WILKES-BARRE — The Pennsylvania Senate last week unanimously approved House Bill 1918 — legislation that will reduce fraud by criminalizing the use of credit card skimming devices.
The measure, sponsored by state Rep. Kristin Phillips-Hill of York County, now heads to Gov. Tom Wolf for his signature.
Specifically, HB 1918 would criminalize the use of a scanning or skimming device, the use of a re-encoder, and the possession or sale of a skimming device — along with imposing stiff penalties. Currently, prosecutors can only levy theft charges against such crimes.
“We strongly urge Gov. Wolf to sign this important piece of legislation that will protect consumers and benefit thousands of Pennsylvania businesses by creating a strong deterrent for identity thieves,” PFMA President and CEO Alex Baloga said.
Baloga said this is an issue that retailers and the legislature and governor’s office have been working on for some time to try to combat credit card skimming.
“Our goal is to protect consumers,” Baloga said. “We are doing everything we can to combat credit card skimming. It’s a long-standing fight and we have several partners. We will continue to do all we can to increase awareness. This legislation is a step in the right direction.”

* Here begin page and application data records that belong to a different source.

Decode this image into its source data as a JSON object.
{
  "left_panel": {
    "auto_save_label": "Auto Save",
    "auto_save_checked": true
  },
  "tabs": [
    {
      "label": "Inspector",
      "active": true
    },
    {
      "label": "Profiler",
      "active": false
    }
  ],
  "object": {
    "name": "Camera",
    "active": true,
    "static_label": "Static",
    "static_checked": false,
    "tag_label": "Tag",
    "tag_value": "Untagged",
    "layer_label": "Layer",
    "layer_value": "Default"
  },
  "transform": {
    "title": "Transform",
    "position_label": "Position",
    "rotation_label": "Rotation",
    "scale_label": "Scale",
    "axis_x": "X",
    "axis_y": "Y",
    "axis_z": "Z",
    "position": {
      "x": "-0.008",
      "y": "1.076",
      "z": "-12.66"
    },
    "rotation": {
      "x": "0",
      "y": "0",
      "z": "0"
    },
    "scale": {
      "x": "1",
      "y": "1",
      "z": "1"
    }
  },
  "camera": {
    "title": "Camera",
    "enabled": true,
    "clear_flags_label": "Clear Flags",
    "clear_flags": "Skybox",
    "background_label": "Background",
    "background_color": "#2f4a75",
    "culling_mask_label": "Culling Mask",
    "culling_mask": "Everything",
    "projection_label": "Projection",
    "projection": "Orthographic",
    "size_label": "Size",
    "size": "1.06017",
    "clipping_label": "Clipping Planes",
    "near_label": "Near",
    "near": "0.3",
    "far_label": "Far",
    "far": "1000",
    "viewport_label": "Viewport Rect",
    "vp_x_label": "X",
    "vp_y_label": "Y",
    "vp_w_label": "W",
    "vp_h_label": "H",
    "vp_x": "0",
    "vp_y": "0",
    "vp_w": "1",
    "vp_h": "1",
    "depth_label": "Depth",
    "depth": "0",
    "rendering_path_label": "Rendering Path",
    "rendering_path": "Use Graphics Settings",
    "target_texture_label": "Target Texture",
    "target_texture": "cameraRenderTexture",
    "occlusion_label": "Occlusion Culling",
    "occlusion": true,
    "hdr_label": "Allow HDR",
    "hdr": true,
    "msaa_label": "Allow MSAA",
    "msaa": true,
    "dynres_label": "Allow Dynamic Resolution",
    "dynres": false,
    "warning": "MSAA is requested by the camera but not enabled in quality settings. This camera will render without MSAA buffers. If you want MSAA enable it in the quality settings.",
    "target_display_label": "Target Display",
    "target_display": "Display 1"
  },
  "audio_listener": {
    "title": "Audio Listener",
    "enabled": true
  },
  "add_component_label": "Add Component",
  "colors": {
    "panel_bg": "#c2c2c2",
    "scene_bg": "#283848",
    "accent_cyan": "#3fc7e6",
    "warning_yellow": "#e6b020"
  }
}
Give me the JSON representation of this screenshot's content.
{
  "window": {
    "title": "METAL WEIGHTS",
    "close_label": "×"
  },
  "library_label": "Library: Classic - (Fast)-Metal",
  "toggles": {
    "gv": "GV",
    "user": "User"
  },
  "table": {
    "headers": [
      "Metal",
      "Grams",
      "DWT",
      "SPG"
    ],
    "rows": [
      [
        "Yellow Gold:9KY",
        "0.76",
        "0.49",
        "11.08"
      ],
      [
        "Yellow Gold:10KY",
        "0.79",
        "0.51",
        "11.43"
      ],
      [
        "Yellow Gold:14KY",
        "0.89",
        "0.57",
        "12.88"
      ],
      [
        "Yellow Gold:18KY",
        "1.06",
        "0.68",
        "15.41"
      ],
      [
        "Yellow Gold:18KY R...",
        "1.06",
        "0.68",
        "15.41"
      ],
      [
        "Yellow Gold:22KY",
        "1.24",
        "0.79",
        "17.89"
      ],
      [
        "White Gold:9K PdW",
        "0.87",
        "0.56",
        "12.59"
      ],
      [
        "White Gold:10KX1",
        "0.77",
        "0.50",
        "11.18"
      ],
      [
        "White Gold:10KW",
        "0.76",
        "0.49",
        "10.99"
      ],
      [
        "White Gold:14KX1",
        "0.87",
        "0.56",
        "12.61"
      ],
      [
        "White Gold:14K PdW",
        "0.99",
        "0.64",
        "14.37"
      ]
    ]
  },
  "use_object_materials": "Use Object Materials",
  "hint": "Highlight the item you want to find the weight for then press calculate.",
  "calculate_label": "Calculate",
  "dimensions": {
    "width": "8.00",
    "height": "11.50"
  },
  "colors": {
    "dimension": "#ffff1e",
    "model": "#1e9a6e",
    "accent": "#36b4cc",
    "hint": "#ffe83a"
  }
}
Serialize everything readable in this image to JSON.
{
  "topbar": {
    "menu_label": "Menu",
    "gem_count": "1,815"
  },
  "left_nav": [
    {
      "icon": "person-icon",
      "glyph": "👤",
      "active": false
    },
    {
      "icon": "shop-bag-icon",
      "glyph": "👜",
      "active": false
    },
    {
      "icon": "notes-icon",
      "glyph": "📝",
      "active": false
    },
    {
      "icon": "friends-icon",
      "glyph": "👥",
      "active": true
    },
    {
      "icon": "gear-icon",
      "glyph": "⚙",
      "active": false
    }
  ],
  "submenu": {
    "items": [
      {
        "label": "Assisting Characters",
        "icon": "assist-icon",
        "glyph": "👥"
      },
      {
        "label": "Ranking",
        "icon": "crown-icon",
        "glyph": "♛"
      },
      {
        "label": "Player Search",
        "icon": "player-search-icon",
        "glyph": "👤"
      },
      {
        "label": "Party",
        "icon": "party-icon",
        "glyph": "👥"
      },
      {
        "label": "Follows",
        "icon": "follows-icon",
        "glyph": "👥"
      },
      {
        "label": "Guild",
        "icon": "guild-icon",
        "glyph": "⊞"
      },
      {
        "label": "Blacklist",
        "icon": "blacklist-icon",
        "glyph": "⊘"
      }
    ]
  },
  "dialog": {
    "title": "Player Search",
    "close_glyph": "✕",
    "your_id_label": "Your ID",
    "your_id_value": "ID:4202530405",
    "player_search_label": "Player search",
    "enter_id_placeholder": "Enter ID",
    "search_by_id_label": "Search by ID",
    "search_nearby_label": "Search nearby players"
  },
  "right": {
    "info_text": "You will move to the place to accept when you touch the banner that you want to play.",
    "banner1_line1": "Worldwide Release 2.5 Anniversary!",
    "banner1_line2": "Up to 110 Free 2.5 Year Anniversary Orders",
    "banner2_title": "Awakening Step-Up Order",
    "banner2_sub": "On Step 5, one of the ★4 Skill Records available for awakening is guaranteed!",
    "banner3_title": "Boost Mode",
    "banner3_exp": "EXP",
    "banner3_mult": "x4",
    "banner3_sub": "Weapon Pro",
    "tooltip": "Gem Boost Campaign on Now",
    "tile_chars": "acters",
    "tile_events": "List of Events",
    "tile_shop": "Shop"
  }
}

Hard-to-detect credit card skimming devices are used to copy identifying information of credit cards at gas pumps, cash machines and other common points of payment.
Nationwide, credit card fraud costs retailers $580.5 million in losses and $6.47 billion in prevention costs annually.
The new crime would be graded as a third-degree felony for a first offense and a second or subsequent offense would be a second-degree felony. If signed into law, Pennsylvania would join 30 other states with similar laws on the books.
The bill would take effect 60 days following the governor’s signature.
“There is definitely more awareness today,” Baloga said. “Law enforcement, retailers, government agencies and the media are all telling consumers what to watch for. It’s been a group effort.”
FTC issues tips
The Federal Trade Commission — www.consumer.ftc — offers several tips to keep your cards and account numbers safe.
For example, the FTC recommends you keep a record of all account numbers, their expiration dates and the phone number to report fraud for each company in a secure place. Also, don’t lend your card to anyone — even your kids or roommates — and don’t leave your cards, receipts, or statements around your home or office. When you no longer need them, shred them before throwing them away.
Reach Bill O’Boyle at 570-991-6118 or on Twitter @TLBillOBoyle.